COACHELLA, Calif. - Three Valley recycling businesses are facing possible charges for allegedly buying stolen metals.
From water mains in Desert Hot springs, water values in Bermuda Dunes to fire hydrants in Palm Springs; thieves are trying to cash in on scrap metal causing thousands of dollars in damage.
"Were are having an increase in stolen fire hydrants, stolen black-flow valves, water meters and obviously it's costing businesses a lot of money and also customers," said Riverside County Sheriff Deputy Armando Munoz.
However criminals can only profit if someone buys what they've stolen.
"The people that are out there committing these thefts know where they can go to get money for those metals, so the problem is if they are allowing it to happen, the thefts are going to continue occurring and it going to be very difficult for us to locate the suspects," said Munoz.

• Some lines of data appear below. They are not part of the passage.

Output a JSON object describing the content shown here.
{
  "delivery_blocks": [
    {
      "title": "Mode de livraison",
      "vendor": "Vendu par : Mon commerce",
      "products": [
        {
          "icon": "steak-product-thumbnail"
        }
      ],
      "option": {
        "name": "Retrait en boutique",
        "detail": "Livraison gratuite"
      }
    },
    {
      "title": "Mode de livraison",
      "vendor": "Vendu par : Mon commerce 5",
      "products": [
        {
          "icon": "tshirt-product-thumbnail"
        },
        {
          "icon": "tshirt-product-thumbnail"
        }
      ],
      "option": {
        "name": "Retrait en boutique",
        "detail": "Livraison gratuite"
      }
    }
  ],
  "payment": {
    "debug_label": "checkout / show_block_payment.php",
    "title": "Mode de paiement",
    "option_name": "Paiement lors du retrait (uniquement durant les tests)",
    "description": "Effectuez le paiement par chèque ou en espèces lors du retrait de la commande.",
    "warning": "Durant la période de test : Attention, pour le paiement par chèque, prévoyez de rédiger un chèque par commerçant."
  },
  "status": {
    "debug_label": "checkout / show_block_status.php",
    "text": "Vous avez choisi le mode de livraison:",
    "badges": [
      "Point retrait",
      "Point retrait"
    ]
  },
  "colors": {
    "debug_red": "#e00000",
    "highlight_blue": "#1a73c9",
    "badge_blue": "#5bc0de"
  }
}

Back in June Deputies visited local recycling businesses to remind them exact what they are not allowed to buy. During a sting in January, three businesses bought prohibited metals and when investigators returned they found even more.
"The victim end up paying the most for this, for these incidences and these thefts and the reward for those pieces of metal that the suspects are taking is not high. So it does cost the school districts, or the businesses, the water districts or whoever might be the victim it does cost them more to replace these items," said Munoz.
So we confronted the businesses first SA Recycling in Coachella, we noticed right away, they were open for business. The owner was not in, and we were told to leave contact information for them to call us, so far they haven't.
G & G Private Recycle also in Coachella was located on private property.
In thermal we spoke with employees at Apple Market II, we were told the owner was also not there, but the business was up and running.
Riverside County Sheriff's Department says they are doing what they can.
"It's constantly on going because metal is always being recycled and we know that suspects are taking those metals to these facilities it's something that we try to monitor and make sure that the businesses are in compliance with the law," said Munoz.
State Assemblyman Brian Nestande believes more needs to be done. He released this statement Friday that says in part, "Recent thefts highlight the need for additional legislation that will reduce the temptation to steal metals for scrap."
No word yet on what exactly that will entail.
We should note that these businesses have not yet been charged, but the case has been handed over to the Riverside County District Attorney's office for further investigation.